Chandrayaan-2 is now ready for its automatic landing, said the former Indian Space Research Organization (ISRO) scientist, Nambi Narayanan while speaking to Republic TV on Wednesday. The first de-orbiting maneuver of Chandrayaan-2's Vikram lander was successfully carried out on Tuesday. This entails a huge step towards achieving a soft landing on the Moon. In a tweet, ISRO posted a photograph of the ISRO control room in Bengaluru.
#ISRO— ISRO (@isro) September 3, 2019
The first de-orbit maneuver for #VikramLander of #Chandrayaan2 spacecraft was performed successfully today (September 03, 2019) at 0850 hrs IST.
For details please visit https://t.co/K5dS113UJL
Here's view of Control Centre at ISTRAC, Bengaluru pic.twitter.com/Ddeo2URPg5

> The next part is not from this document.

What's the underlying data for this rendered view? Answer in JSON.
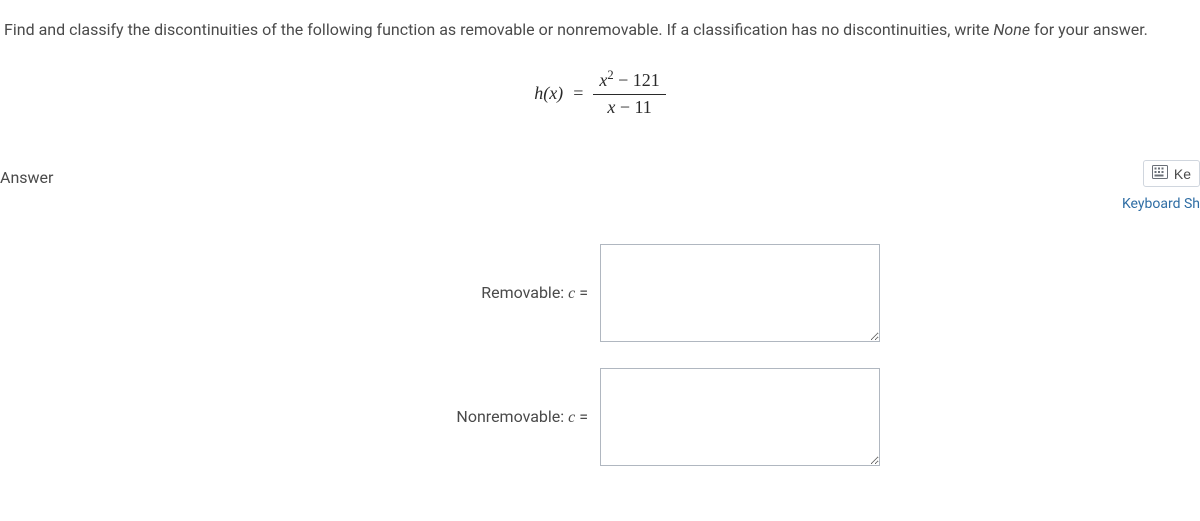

Speaking to Republic TV, Nambi Narayanan said, "ISRO will be putting Chandrayaan-2 on the automatic landing system. The ratio to reach the Moon is now around 35km : 112km. The travel time to reach the Moon's surface is 35km to the Moon's surface, which is about 15 minutes. After it lands, ISRO will wait for about four hours so that the dust created by this landing will be settled and then the first pictures will be out."

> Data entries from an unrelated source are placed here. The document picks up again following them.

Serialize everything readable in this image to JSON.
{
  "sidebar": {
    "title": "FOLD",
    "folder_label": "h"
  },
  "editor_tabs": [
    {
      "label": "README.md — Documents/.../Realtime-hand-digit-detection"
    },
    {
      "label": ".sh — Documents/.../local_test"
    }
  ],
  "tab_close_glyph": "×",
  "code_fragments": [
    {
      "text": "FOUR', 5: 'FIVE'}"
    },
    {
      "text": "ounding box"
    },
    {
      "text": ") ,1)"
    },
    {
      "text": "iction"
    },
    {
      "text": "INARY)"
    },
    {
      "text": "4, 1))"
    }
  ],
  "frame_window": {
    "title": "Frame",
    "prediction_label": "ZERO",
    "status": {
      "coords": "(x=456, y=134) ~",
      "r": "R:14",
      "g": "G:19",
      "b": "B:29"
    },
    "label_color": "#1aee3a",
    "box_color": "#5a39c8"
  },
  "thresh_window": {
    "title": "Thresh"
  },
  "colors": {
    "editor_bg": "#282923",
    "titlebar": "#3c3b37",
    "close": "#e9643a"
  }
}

Having detached from the Chandrayaan-2 orbiter, the Vikram lander is all set to land on the Moon in the early hours of September 7. If all goes to plan, India will be the first to explore the south pole region of the Moon. The Vikram lander is also set to deploy a rover which will aid exploration with a degree of mobility and additional instruments. According to ISRO, the main aim of Chandrayaan-2 is to develop and demonstrate the key technologies for end-to-end lunar mission capability, including soft-landing and roving on the lunar surface. This will make India the fourth country to make a soft landing on the moon after Russia, US and China.